  • Pregnancy.  FDA does not consider pregnancy to be a disease.  Nutrient requirements exist for pregnancy but as pregnancy is one of the twelve life stage groups identified by the Institute of Medicine (IOM), it is not a disease.  Any IOM – developed dietary reference intakes (DRIs) apply to the healthy general population, including those who are pregnant. FDA states that while a specific individual diet alone may not supply the full amount of nutrients necessary for women who are pregnant or planning to become pregnant, generally the levels of micronutrients necessary for pregnancy can be achieved by the modification of the normal diet alone.  Therefore, FDA generally would not consider a product labeled and marketed for pregnancy (rather than a specific disease or condition associated with pregnancy) to meet the regulatory criteria for a medical food.
  • Type 1 and type 2 Diabetes Mellitus (DM).   FDA does not consider type 1 or type 2 DM to be conditions for which a medical food could be labeled and marketed. Diet therapy is the mainstay of diabetes management and a regular diet can be modified to meet the needs of an individual affected by either type of DM, along with appropriate drug therapy if necessary.  DM does not generally limit or impair the individual’s capacity to ingest, digest, absorb, or metabolize ordinary foodstuffs or certain nutrients, or require other special medically determined nutrients that cannot  be obtained by the modification of the normal diet alone.  See 21 C.F.R. § 101.9(j)(8)(ii).  Therefore, FDA generally would not consider a product labeled and marketed for DM to meet the regulatory criteria for a medical food.
  • Diseases resulting from essential nutrient deficiencies (e.g., scurvy, pellagra).  FDA does not consider classical nutrient deficiency diseases to be diseases for which a medical food could be labeled and marketed. These diseases result from essential nutrient deficiencies and are typically caused by inadequate intake (e.g., famine, significant calorie restriction, eating disorders, alcoholism, diet practices/fad diets).  The deficiencies, excluding any permanent physical damage, can typically be corrected once foods with these essential nutrients (or dietary supplements, if necessary) are made available and consumed.
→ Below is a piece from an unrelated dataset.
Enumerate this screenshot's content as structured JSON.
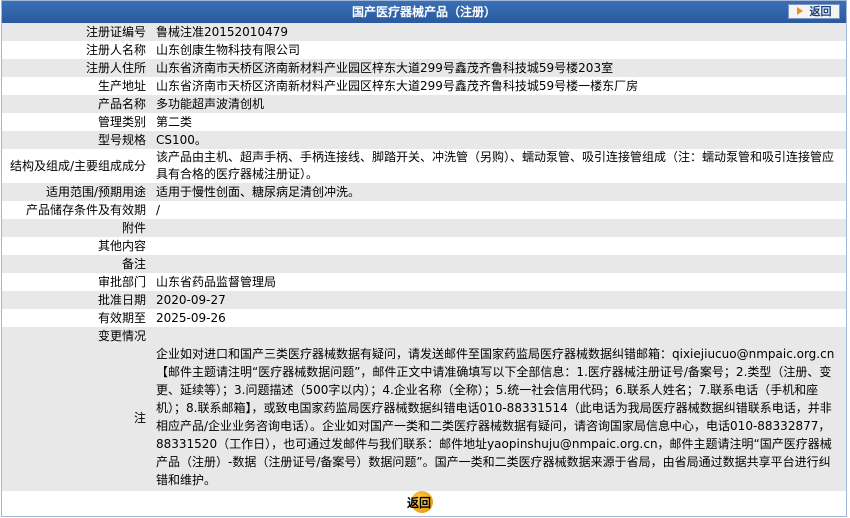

  • Conventional foods that do not ordinarily contain protein or are ordinarily low in protein.  Conventional foods such as fruits, certain vegetables, fats, and sugars generally are not specially formulated to delete protein or to be significantly low in protein -- instead, they are low in protein in their natural state.  A medical food must be specially formulated and processed (as opposed to a naturally occurring foodstuff used in its natural state) for the partial or exclusive feeding of a patient by means of oral intake or enteral feeding by tube. 21 C.F.R. § 101.9(j)(8) (i).  Therefore, conventional foods that do not ordinarily contain protein or are ordinarily low in protein would not meet the regulatory criteria for medical foods.

To ensure consideration by FDA, comments on the draft revisions should be submitted within 60 days, or by October 13, 2013.